Ethel Whitty

Director –Homelessness Services
Carnegie Community Centre – City of Vancouver

Ethel Whitty’s work in social service has focused on youth, families and isolated adults whose lives have been defined by poverty and its attendant struggles. That work took her from Cape Breton to an inner city neighborhood in Halifax, Nova Scotia and eventually to Vancouver where she has worked in several different environments providing residential treatment, housing, and reunification support to youth and their families. Her counselling, training and management experience includes addictions counselling, support to women fleeing relationship violence and community development programs. Along the way she received a BA from Dalhousie University and a Masters in Social Work from UBC and took some time out to study at NSCAD and to work in the arts as a writer and actor, further expanding her understanding of what people need to survive.

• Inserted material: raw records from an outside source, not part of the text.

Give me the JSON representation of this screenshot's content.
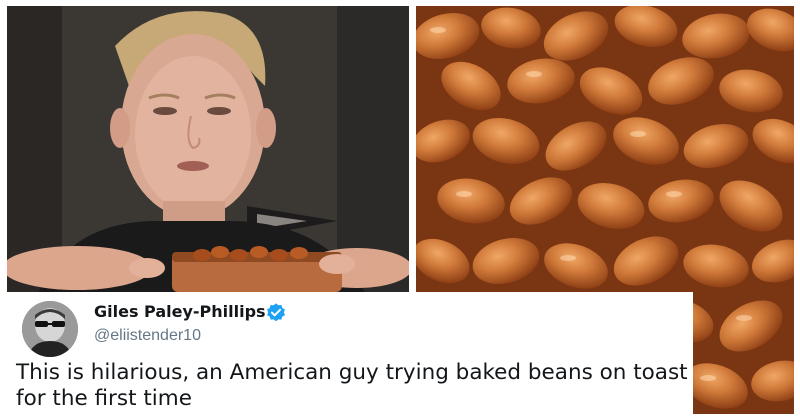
{
  "tweet": {
    "display_name": "Giles Paley-Phillips",
    "handle": "@eliistender10",
    "text": "This is hilarious, an American guy trying baked beans on toast for the first time",
    "verified": true
  },
  "photos": {
    "left": {
      "subject": "man holding baked beans on toast"
    },
    "right": {
      "subject": "close-up of baked beans"
    }
  },
  "colors": {
    "verified_badge": "#1da1f2",
    "name_text": "#14171a",
    "handle_text": "#657786",
    "background": "#ffffff"
  },
  "icons": [
    "verified-badge-icon"
  ]
}
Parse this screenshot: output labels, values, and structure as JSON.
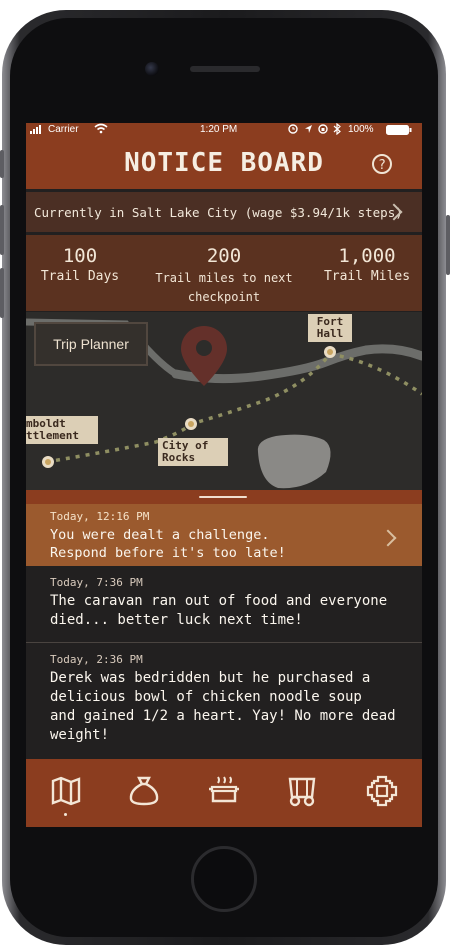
{
  "status": {
    "carrier": "Carrier",
    "time": "1:20 PM",
    "battery": "100%",
    "icons": [
      "signal-icon",
      "wifi-icon",
      "location-icon",
      "alarm-icon",
      "bluetooth-icon",
      "battery-icon"
    ]
  },
  "header": {
    "title": "NOTICE BOARD",
    "help_icon": "?"
  },
  "location": {
    "text": "Currently in Salt Lake City (wage $3.94/1k steps)"
  },
  "stats": [
    {
      "value": "100",
      "label": "Trail Days"
    },
    {
      "value": "200",
      "label_line1": "Trail miles to next",
      "label_line2": "checkpoint"
    },
    {
      "value": "1,000",
      "label": "Trail Miles"
    }
  ],
  "map": {
    "trip_planner_label": "Trip Planner",
    "labels": {
      "fort_hall": [
        "Fort",
        "Hall"
      ],
      "humboldt": [
        "mboldt",
        "ttlement"
      ],
      "city_of_rocks": [
        "City of",
        "Rocks"
      ]
    }
  },
  "feed": [
    {
      "time": "Today, 12:16 PM",
      "lines": [
        "You were dealt a challenge.",
        "Respond before it's too late!"
      ],
      "highlight": true
    },
    {
      "time": "Today, 7:36 PM",
      "lines": [
        "The caravan ran out of food and everyone",
        "died... better luck next time!"
      ],
      "highlight": false
    },
    {
      "time": "Today, 2:36 PM",
      "lines": [
        "Derek was bedridden but he purchased a",
        "delicious bowl of chicken noodle soup",
        "and gained 1/2 a heart. Yay! No more dead",
        "weight!"
      ],
      "highlight": false
    }
  ],
  "tabs": [
    "map-icon",
    "sack-icon",
    "cooking-pot-icon",
    "wagon-icon",
    "gear-icon"
  ],
  "colors": {
    "header": "#8b3d1f",
    "highlight": "#9b5a2e",
    "background": "#222020",
    "stats": "#5b3220"
  }
}
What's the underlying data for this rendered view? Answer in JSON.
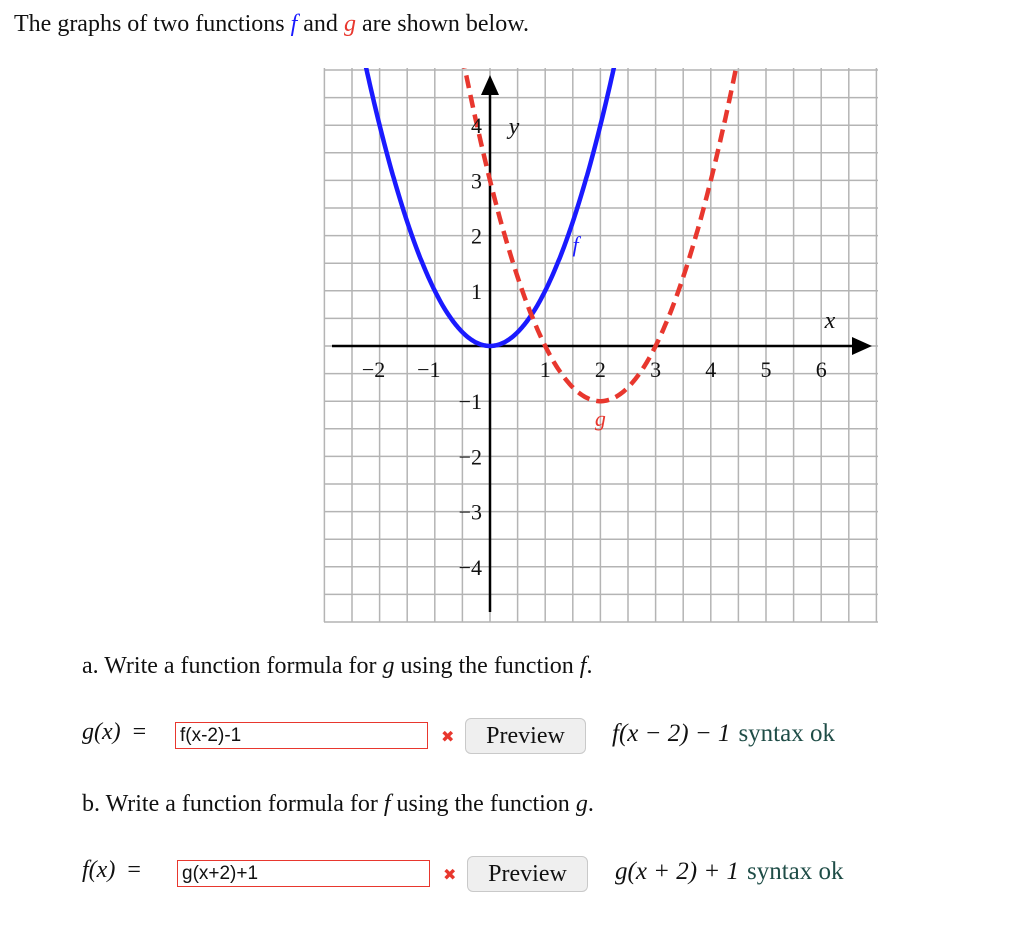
{
  "intro": {
    "prefix": "The graphs of two functions ",
    "f_name": "f",
    "middle": " and ",
    "g_name": "g",
    "suffix": " are shown below."
  },
  "colors": {
    "f": "#1a1aff",
    "g": "#e8372e",
    "grid": "#b4b4b4",
    "axis": "#000000",
    "syntax_ok": "#1f4d47",
    "input_border": "#e8372e"
  },
  "chart_data": {
    "type": "line",
    "title": "",
    "xlabel": "x",
    "ylabel": "y",
    "xlim": [
      -3,
      7
    ],
    "ylim": [
      -5,
      5
    ],
    "grid": true,
    "grid_step": 0.5,
    "x_ticks": [
      -2,
      -1,
      1,
      2,
      3,
      4,
      5,
      6
    ],
    "x_tick_labels": [
      "−2",
      "−1",
      "1",
      "2",
      "3",
      "4",
      "5",
      "6"
    ],
    "y_ticks": [
      4,
      3,
      2,
      1,
      -1,
      -2,
      -3,
      -4
    ],
    "y_tick_labels": [
      "4",
      "3",
      "2",
      "1",
      "−1",
      "−2",
      "−3",
      "−4"
    ],
    "series": [
      {
        "name": "f",
        "label": "f",
        "formula": "x^2",
        "style": "solid",
        "color": "#1a1aff",
        "vertex": [
          0,
          0
        ],
        "points": [
          [
            -2,
            4
          ],
          [
            -1,
            1
          ],
          [
            0,
            0
          ],
          [
            1,
            1
          ],
          [
            2,
            4
          ]
        ],
        "label_at": [
          1.55,
          1.7
        ]
      },
      {
        "name": "g",
        "label": "g",
        "formula": "(x-2)^2 - 1",
        "style": "dashed",
        "color": "#e8372e",
        "vertex": [
          2,
          -1
        ],
        "points": [
          [
            0,
            3
          ],
          [
            1,
            0
          ],
          [
            2,
            -1
          ],
          [
            3,
            0
          ],
          [
            4,
            3
          ]
        ],
        "label_at": [
          2,
          -1.45
        ]
      }
    ]
  },
  "part_a": {
    "question_prefix": "a. Write a function formula for ",
    "question_var": "g",
    "question_mid": " using the function ",
    "question_fn": "f",
    "question_end": ".",
    "lhs": "g(x)",
    "eq": "=",
    "input_value": "f(x-2)-1",
    "status_icon": "✖",
    "preview_label": "Preview",
    "rendered": "f(x − 2) − 1",
    "syntax_status": "syntax ok"
  },
  "part_b": {
    "question_prefix": "b. Write a function formula for ",
    "question_var": "f",
    "question_mid": " using the function ",
    "question_fn": "g",
    "question_end": ".",
    "lhs": "f(x)",
    "eq": "=",
    "input_value": "g(x+2)+1",
    "status_icon": "✖",
    "preview_label": "Preview",
    "rendered": "g(x + 2) + 1",
    "syntax_status": "syntax ok"
  }
}
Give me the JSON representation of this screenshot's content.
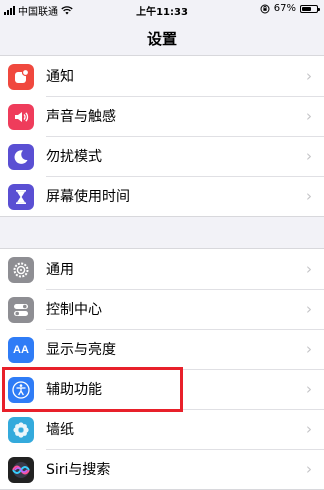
{
  "status_bar": {
    "carrier": "中国联通",
    "time": "上午11:33",
    "battery_percent": "67%",
    "battery_level": 0.67
  },
  "title": "设置",
  "groups": [
    {
      "items": [
        {
          "label": "通知",
          "icon": "notifications-icon",
          "color": "#f0483e"
        },
        {
          "label": "声音与触感",
          "icon": "sounds-icon",
          "color": "#ef3c5b"
        },
        {
          "label": "勿扰模式",
          "icon": "moon-icon",
          "color": "#5a4fd3"
        },
        {
          "label": "屏幕使用时间",
          "icon": "hourglass-icon",
          "color": "#5a4fd3"
        }
      ]
    },
    {
      "items": [
        {
          "label": "通用",
          "icon": "gear-icon",
          "color": "#8e8e93"
        },
        {
          "label": "控制中心",
          "icon": "toggles-icon",
          "color": "#8e8e93"
        },
        {
          "label": "显示与亮度",
          "icon": "text-size-icon",
          "color": "#2f7cf6"
        },
        {
          "label": "辅助功能",
          "icon": "accessibility-icon",
          "color": "#2f7cf6"
        },
        {
          "label": "墙纸",
          "icon": "wallpaper-flower-icon",
          "color": "#34aadc"
        },
        {
          "label": "Siri与搜索",
          "icon": "siri-icon",
          "color": "#222222"
        }
      ]
    }
  ],
  "icon_text": {
    "display": "AA"
  },
  "chevron": "›",
  "highlight_color": "#e8202a"
}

During her ten years as Director of the Carnegie Community Centre she has been supported by a team of 75 front line staff, whose work is spread across the Downtown Eastside through facilities at Carnegie Centre, Oppenheimer Park, and a street outreach program. In 2007 the Carnegie Street Team began its evolution as a Homeless Outreach Team in partnership with BC Housing and the City of Vancouver. In the last several years the team has housed an average of 400 – 500 individuals per year in SRO and social housing. Recently that work transitioned to a city- wide mandate. Deep connections in the DTES community are supported by a partnership with members of the Carnegie Community Centre Association who have a mandate to provide advice to the Director of the Carnegie Centre on issues of importance to the community. Their well of wisdom, so graciously shared, continuously reflects the magnitude of the obstacles people face in their search for dry, warm, clean housing, nutritious food and a minimal income.


Ray Gerow

Chief Executive Officer
Aboriginal Housing Management Association

Ray Gerow has been active in Aboriginal Economic Development for over 20 years, and has been active in the small business world for double that time. He is currently the CEO of the Aboriginal Housing Management Association (AHMA), a provincially funded non-profit that supplies leadership, funding, organizational direction, and support services to 42 Aboriginal Off-Reserve Community-Based Organizations across British Columbia. He aims to create a collective impact within the Aboriginal housing sector through working with Aboriginal CBOs to create stronger organizations and working with communities to create an understanding of the communities’ roles in addressing the housing needs of Aboriginal people in BC.

Ray built an extensive background in economic and community development, both as an entrepreneur and as a business development service provider. He has ran and/or managed numerous small businesses during his career, including a roofing business, chimney sweep, towing company, first aid, arts and crafts store, and a specialty cake business, to name a few. In addition to having served the community as a Board Member on a number of Boards, he is also an avid writer and reader of industry literature, publishing many articles, reports, and research documents.

A small example of Ray’s past involvement in the community is as follows: Chair of Board of Governors for the College of New Caledonia, Nechako-Kitamaat Development Fund Society, Prince George Performing Arts Centre Society, 16/97 Economic Alliance, BC Rural Network, Centre for Not for Profit Sustainability, and the SD57 Aboriginal Education Board. He is a founding Board Member of the Northern Sports Centre at the University of Northern BC. He is the past Chair of the Economic Development Advisory Board for the Province of BC, past Chair of the BC Counsel for Aboriginal Economic Development, and is a founding Board Member and past Treasurer of the Log Building Industry Association of BC.

Ray is also a founding Board Member and past President of the B.C. Native Contractors Association. Ray has also served on the Aboriginal advisory boards for Simon Fraser University and Royal Roads University. He was also a long-time Board Member and past President of the United Native Nations and the British Columbia Association of Non-Status Indians.